## Problem statement
Each record below should be repeated precisely as written.

#### Input material

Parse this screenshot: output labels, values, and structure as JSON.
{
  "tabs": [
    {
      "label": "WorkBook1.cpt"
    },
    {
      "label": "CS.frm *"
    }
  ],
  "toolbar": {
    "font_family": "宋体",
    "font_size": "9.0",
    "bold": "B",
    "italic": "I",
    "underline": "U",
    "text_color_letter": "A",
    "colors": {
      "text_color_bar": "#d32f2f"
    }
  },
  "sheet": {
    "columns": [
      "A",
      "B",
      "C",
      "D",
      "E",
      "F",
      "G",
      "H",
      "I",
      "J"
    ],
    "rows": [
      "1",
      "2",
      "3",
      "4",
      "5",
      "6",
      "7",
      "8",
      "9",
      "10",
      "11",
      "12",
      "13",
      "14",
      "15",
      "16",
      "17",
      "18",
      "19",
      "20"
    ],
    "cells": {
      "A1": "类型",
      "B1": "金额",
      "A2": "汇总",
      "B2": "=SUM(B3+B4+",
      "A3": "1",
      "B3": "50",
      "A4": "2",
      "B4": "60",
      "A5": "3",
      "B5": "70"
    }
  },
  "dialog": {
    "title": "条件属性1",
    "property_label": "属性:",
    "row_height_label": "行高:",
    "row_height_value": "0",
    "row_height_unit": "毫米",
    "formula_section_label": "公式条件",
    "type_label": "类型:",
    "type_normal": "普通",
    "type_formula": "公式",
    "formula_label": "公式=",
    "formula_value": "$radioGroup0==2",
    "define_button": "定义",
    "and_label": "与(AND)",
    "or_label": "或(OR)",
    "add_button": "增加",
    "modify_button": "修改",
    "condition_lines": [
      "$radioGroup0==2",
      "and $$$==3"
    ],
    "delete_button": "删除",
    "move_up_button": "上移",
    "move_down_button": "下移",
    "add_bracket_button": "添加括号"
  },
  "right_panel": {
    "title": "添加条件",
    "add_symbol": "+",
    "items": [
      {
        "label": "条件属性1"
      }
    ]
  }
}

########

## Solution to this task
Parse this screenshot: output labels, values, and structure as JSON.
{
  "tabs": [
    {
      "label": "WorkBook1.cpt"
    },
    {
      "label": "CS.frm *"
    }
  ],
  "toolbar": {
    "font_family": "宋体",
    "font_size": "9.0",
    "bold": "B",
    "italic": "I",
    "underline": "U",
    "text_color_letter": "A",
    "colors": {
      "text_color_bar": "#d32f2f"
    }
  },
  "sheet": {
    "columns": [
      "A",
      "B",
      "C",
      "D",
      "E",
      "F",
      "G",
      "H",
      "I",
      "J"
    ],
    "rows": [
      "1",
      "2",
      "3",
      "4",
      "5",
      "6",
      "7",
      "8",
      "9",
      "10",
      "11",
      "12",
      "13",
      "14",
      "15",
      "16",
      "17",
      "18",
      "19",
      "20"
    ],
    "cells": {
      "A1": "类型",
      "B1": "金额",
      "A2": "汇总",
      "B2": "=SUM(B3+B4+",
      "A3": "1",
      "B3": "50",
      "A4": "2",
      "B4": "60",
      "A5": "3",
      "B5": "70"
    }
  },
  "dialog": {
    "title": "条件属性1",
    "property_label": "属性:",
    "row_height_label": "行高:",
    "row_height_value": "0",
    "row_height_unit": "毫米",
    "formula_section_label": "公式条件",
    "type_label": "类型:",
    "type_normal": "普通",
    "type_formula": "公式",
    "formula_label": "公式=",
    "formula_value": "$radioGroup0==2",
    "define_button": "定义",
    "and_label": "与(AND)",
    "or_label": "或(OR)",
    "add_button": "增加",
    "modify_button": "修改",
    "condition_lines": [
      "$radioGroup0==2",
      "and $$$==3"
    ],
    "delete_button": "删除",
    "move_up_button": "上移",
    "move_down_button": "下移",
    "add_bracket_button": "添加括号"
  },
  "right_panel": {
    "title": "添加条件",
    "add_symbol": "+",
    "items": [
      {
        "label": "条件属性1"
      }
    ]
  }
}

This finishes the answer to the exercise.